In this session, you will investigate and apply research-based principles of effective comprehension instruction in early literacy.

Learning Goals

At the end of this session, you will better understand:

  • comprehension strategies used by proficient readers
  • characteristics of effective comprehension instruction
  • the components of explicit and strategic instruction
  • the nature of reading response

Factors Related to This Session

  • Background knowledge
  • Word-recognition skills
  • Vocabulary knowledge
  • Text structure
  • Fluency
  • Monitoring comprehension
  • Interest

 

“The thing about comprehension that’s easy, for any of us who teach, is the assignment or assessment of comprehension. What’s more difficult is to step back and figure out how you are actually demonstrating or modeling these [comprehension] processes.”
Jeanne R. Paratore

Related Resources

Professional Resources

Blachowicz, C., and D. Ogle. Reading Comprehension: Strategies for Independent Learners. New York, N.Y.: Guilford Press, 2001.

Cunningham, P. M., and R. L. Allington. Classrooms That Work: They Can All Read and Write. New York, N.Y.: Longman, 1999.

Gambrell, L. B., and A. L. Dromsky. “Fostering Reading Comprehension.” In Strickland, D. S., and L. M. Morrow, eds. Beginning Reading and Writing. New York, N.Y.: Teachers College Press, 2000.

Harvey, S., and A. Goudvis. Strategies That Work: Teaching Comprehension to Enhance Understanding. Portland, Maine: Stenhouse, 2000.

Keene, E. O., and S. Zimmerman. Mosaic of Thought: Teaching Comprehension in a Readers’ Workshop. Portsmouth, N.H.: Heinemann, 1997.

Miller, D. Reading With Meaning: Teaching Comprehension in the Primary Grades. Portland, Maine: Stenhouse, 2002.

Pearson, P. D., et al. “Developing Expertise in Reading Comprehension.” In Samuels, S. J., and A. Farstrup, eds. What Research Has To Say About Reading Instruction. 2d ed., 145-199. Newark, Del.: International Reading Association, 1992.

Pressley, M., et al. Learning To Read: Lessons From Exemplary First-Grade Classrooms. New York, N.Y.: Guilford Press, 2001.

Rosenblatt, L. Literature as Exploration. New York, N.Y.: Modern Language Association, 1983.

Rosenblatt, L. The Reader, the Text, and the Poem. Carbondale, Ill.: Southern Illinois University Press, 1978.

Snow, C. E., M. S. Burns, and P. Griffin. Preventing Reading Difficulties in Young Children. Washington, D.C.: National Academy Press, 1998.

Related Research

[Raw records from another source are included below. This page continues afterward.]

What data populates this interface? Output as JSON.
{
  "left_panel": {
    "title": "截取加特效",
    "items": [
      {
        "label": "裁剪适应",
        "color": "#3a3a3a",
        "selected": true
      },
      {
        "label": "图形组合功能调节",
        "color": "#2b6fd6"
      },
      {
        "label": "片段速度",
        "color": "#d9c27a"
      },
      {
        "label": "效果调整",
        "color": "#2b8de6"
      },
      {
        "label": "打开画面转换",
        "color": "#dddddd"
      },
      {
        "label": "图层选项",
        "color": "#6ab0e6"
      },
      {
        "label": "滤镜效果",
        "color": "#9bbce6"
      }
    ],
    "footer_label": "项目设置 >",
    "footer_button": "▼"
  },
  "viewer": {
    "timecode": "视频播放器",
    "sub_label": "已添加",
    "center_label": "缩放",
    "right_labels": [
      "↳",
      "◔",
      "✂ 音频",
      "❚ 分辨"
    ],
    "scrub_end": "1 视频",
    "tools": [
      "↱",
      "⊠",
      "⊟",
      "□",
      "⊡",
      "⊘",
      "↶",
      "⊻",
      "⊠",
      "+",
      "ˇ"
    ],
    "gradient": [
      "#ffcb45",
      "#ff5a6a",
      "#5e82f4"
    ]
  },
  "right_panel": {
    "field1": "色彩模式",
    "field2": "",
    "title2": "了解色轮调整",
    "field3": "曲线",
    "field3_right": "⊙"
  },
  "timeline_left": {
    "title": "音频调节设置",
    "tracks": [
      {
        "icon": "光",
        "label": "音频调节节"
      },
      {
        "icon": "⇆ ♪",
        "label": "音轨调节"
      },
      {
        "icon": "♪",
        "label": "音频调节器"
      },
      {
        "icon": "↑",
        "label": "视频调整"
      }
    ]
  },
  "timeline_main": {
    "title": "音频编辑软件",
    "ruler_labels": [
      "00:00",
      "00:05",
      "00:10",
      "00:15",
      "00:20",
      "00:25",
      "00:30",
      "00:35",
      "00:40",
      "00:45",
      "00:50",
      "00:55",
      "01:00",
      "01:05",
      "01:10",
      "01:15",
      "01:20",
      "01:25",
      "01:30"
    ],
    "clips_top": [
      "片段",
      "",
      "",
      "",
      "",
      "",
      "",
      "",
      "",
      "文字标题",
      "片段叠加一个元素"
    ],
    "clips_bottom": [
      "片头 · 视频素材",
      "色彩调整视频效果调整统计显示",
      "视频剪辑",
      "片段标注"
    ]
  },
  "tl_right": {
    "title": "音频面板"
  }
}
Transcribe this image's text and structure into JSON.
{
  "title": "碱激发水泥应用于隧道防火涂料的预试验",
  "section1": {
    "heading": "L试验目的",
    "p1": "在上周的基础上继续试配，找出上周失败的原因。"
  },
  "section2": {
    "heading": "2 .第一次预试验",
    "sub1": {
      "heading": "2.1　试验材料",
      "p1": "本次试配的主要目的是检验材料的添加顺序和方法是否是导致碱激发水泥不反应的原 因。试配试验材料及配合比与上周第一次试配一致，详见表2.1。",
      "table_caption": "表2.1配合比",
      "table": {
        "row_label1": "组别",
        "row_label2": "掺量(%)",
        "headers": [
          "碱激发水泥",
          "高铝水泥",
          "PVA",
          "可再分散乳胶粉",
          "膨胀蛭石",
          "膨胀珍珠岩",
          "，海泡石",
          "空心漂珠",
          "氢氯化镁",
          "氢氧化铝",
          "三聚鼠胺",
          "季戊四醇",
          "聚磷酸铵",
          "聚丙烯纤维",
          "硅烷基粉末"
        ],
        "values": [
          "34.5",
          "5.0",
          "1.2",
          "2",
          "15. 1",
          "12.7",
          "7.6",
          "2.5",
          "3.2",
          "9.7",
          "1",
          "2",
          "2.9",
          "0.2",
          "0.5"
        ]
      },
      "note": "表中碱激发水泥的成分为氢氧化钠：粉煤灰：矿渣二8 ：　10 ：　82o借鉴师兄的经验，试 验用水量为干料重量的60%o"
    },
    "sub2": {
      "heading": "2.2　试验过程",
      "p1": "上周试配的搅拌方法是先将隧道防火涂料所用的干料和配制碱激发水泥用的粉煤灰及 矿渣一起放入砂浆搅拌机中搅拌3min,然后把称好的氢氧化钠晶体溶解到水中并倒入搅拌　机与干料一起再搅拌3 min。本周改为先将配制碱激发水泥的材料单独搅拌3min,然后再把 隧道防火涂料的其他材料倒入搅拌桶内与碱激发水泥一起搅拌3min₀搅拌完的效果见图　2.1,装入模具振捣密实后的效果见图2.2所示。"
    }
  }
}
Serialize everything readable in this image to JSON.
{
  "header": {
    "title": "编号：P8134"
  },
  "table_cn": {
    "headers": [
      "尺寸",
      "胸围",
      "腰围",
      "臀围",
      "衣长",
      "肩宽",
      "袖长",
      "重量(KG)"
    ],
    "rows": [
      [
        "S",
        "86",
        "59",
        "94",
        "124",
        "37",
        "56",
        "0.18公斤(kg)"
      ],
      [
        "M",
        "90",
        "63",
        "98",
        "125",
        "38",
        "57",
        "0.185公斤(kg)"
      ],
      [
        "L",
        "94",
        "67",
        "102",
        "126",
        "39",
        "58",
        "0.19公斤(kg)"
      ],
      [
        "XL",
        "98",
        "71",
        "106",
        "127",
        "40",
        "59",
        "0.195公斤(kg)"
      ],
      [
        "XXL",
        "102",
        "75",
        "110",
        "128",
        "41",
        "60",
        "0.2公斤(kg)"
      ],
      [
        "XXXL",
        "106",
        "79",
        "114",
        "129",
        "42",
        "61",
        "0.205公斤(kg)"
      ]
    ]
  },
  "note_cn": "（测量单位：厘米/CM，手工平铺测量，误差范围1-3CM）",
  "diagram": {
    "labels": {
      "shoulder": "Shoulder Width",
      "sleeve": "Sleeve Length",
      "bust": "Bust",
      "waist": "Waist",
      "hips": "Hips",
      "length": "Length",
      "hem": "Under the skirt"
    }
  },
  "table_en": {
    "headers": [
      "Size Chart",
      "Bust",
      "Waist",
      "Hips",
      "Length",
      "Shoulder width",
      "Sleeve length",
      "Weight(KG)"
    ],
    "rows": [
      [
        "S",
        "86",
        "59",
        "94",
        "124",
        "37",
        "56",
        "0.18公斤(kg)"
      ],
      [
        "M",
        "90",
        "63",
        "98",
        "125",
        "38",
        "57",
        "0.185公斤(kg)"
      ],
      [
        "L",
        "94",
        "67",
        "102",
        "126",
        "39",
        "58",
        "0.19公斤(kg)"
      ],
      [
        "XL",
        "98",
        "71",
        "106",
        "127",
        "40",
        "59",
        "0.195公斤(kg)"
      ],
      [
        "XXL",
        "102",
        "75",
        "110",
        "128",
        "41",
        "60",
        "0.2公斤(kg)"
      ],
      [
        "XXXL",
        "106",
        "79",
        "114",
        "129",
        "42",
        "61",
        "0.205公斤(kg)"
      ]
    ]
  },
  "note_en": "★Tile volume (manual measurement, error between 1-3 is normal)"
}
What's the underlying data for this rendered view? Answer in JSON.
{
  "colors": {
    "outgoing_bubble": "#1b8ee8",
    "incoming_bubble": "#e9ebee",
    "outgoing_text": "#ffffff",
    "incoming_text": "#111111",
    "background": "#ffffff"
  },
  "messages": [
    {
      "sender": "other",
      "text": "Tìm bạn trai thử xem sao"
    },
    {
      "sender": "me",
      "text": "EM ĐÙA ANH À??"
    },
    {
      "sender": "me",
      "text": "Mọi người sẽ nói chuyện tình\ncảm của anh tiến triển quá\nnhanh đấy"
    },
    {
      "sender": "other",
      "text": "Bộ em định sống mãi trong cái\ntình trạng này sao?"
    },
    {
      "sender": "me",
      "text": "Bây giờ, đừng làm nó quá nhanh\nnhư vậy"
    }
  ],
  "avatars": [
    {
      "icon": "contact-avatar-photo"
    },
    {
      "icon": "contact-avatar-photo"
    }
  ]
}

Durkin, D. “What Classroom Observations Reveal About Reading Comprehension Instruction.” Reading Research Quarterly 14 (1978): 481-533.

Rosenblatt, L. The Reader, the Text, the Poem: The Transactional Theory of the Literary Work. Carbondale, Ill.: Southern Illinois University Press, 1978.

Classroom Excerpts Used in the Video

Classrooms shown in the video session are from Teaching Reading K-2: A Library of Classroom Practices.

Building Oral Language with Cindy Wilson

Promoting Readers as Leaders with Valerie Kostandos

Staying on Topic with Martha Duran-Contreras

Students Making Choices with Becky Pursley

Series Directory

Teaching Reading: K-2 Workshop

Credits

Produced by WGBH Educational Foundation. 2003.
  • Closed Captioning
  • ISBN: 1-57680-681-2

Workshops